Most women by now have heard of Bridget Jones and have seen the film starring Renée Zellweger as Bridget Jones, the comedic heroine, Hugh Grant as the deceitful Daniel Cleaver and Colin Firth as the hoity-toity Mark Darcy.
The novel, much like the film, starts off at the beginning of a new year. Bridget is a thirty-something singleton living in London who promises herself a bucket load of positive changes. The story follows her career, her family and her love life as well as a constant underlining of her attempts at self-improvement. She plans to quit smoking, to drink less, to lose weight, to stop fantasizing about the sexy publishing boss. It's safe to say this novel is a humorous look at a modern day woman and the issues she faces in life.
The book itself is written much like a diary would be written. We get to read the personal thoughts of Bridget, the things that she wouldn't expect anyone to read. This offers a keen insight into the mind of your average woman. She suffers from severe body image issues, longing to be like the women in magazines and on television. She also has a borderline obsession with love and finding her true-love. Of course not all women are like this, but there is a large percentage that are, which makes the novel relatable. In Bridget's defense she does have an overbearing mother and married friends pressuring her to settle down. A frequently used saying is 'tick-tock, tick-tock" and so Bridget faces a rush to find the perfect man before her biological clock times out and she ends up alone, eaten by Alsatians.
Heavily satirical themed, this is a story of real love. It's not even remotely close to perfect and there are many bumps along the way. There are heart-breaks, lies and disappointments but even through the hard times Bridget remains relatively positive and always continues on her quest for love. It's an admirable trait and makes the character extremely likable.
There are times throughout the novel in which Bridget seems to switch from 'diary mode' into present mode. This is to say that, there are times that she's documenting events at a time when she shouldn't be capable of writing anything. This eradicates some of the emersion of the book but Helen manages to keep the words flowing fluidly.

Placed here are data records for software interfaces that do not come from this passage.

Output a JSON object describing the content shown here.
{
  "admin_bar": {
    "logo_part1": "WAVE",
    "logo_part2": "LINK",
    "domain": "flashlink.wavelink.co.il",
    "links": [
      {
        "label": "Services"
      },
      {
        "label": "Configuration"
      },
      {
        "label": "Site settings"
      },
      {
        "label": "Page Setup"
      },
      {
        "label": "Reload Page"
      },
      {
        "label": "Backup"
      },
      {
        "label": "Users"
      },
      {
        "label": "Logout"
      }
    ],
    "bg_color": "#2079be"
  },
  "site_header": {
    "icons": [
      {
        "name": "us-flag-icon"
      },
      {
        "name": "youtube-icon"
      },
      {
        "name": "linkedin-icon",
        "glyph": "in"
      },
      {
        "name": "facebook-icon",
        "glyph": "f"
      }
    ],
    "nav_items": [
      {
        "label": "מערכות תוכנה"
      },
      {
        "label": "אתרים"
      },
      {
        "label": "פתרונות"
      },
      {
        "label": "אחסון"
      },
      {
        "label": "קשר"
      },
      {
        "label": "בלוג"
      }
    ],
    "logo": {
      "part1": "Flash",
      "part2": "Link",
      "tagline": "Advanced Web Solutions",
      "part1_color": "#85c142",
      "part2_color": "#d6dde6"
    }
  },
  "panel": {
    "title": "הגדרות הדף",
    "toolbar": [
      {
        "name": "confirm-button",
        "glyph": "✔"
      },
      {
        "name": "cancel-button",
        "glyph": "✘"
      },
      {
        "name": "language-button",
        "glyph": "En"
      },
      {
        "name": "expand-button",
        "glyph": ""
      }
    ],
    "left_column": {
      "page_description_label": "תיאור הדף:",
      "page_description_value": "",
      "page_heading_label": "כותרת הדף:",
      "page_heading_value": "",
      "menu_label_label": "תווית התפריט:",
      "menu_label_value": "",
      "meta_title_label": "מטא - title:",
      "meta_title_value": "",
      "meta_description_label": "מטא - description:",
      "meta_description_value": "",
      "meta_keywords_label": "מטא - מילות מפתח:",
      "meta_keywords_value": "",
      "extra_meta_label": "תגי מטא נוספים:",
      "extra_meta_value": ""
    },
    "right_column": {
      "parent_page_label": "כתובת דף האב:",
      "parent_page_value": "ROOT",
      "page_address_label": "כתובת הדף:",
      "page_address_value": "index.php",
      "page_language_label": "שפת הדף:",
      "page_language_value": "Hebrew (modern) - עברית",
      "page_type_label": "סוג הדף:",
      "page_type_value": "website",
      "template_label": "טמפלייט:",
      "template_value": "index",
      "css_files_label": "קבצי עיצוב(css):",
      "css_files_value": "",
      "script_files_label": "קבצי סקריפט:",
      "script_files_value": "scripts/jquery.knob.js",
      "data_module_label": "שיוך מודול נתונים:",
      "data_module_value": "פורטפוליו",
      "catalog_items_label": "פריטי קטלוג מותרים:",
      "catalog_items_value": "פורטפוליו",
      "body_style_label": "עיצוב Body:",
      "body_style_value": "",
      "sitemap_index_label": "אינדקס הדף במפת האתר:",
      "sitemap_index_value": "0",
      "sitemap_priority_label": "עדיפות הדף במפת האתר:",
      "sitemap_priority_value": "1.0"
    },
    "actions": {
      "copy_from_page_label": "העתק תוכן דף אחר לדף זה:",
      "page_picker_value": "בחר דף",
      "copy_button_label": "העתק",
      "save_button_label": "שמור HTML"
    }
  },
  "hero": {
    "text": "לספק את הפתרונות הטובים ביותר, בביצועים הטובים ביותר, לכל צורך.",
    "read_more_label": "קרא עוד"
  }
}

Overall the novel is on par with the film; it's a light-hearted novel that I would suggest any Rom-Com fan pick up. There are significant differences from the movie, particularly with her family. It still feels like Bridget Jones however and if you like the film, you'll love the novel.